- [WHAT THIS TASK INVOLVES] Every entry has to be restated word for word.

Excerpts from an interface dataset:
•••
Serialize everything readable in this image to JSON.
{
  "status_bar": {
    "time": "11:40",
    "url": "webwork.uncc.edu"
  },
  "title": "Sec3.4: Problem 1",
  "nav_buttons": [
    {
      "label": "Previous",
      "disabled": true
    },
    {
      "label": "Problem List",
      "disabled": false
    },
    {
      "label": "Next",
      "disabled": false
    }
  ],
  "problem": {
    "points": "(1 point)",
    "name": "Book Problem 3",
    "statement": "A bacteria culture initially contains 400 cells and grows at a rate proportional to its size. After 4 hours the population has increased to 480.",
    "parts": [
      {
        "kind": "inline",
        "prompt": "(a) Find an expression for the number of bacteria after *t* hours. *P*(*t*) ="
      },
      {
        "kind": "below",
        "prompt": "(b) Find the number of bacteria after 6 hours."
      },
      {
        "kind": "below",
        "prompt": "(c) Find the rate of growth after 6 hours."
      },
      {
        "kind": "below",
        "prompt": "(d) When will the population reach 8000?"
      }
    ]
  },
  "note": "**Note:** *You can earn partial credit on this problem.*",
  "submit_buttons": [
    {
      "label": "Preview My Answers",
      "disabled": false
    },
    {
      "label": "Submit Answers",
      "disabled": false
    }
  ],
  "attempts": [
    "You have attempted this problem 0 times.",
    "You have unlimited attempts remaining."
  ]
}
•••
- [REPLY]
Serialize everything readable in this image to JSON.
{
  "status_bar": {
    "time": "11:40",
    "url": "webwork.uncc.edu"
  },
  "title": "Sec3.4: Problem 1",
  "nav_buttons": [
    {
      "label": "Previous",
      "disabled": true
    },
    {
      "label": "Problem List",
      "disabled": false
    },
    {
      "label": "Next",
      "disabled": false
    }
  ],
  "problem": {
    "points": "(1 point)",
    "name": "Book Problem 3",
    "statement": "A bacteria culture initially contains 400 cells and grows at a rate proportional to its size. After 4 hours the population has increased to 480.",
    "parts": [
      {
        "kind": "inline",
        "prompt": "(a) Find an expression for the number of bacteria after *t* hours. *P*(*t*) ="
      },
      {
        "kind": "below",
        "prompt": "(b) Find the number of bacteria after 6 hours."
      },
      {
        "kind": "below",
        "prompt": "(c) Find the rate of growth after 6 hours."
      },
      {
        "kind": "below",
        "prompt": "(d) When will the population reach 8000?"
      }
    ]
  },
  "note": "**Note:** *You can earn partial credit on this problem.*",
  "submit_buttons": [
    {
      "label": "Preview My Answers",
      "disabled": false
    },
    {
      "label": "Submit Answers",
      "disabled": false
    }
  ],
  "attempts": [
    "You have attempted this problem 0 times.",
    "You have unlimited attempts remaining."
  ]
}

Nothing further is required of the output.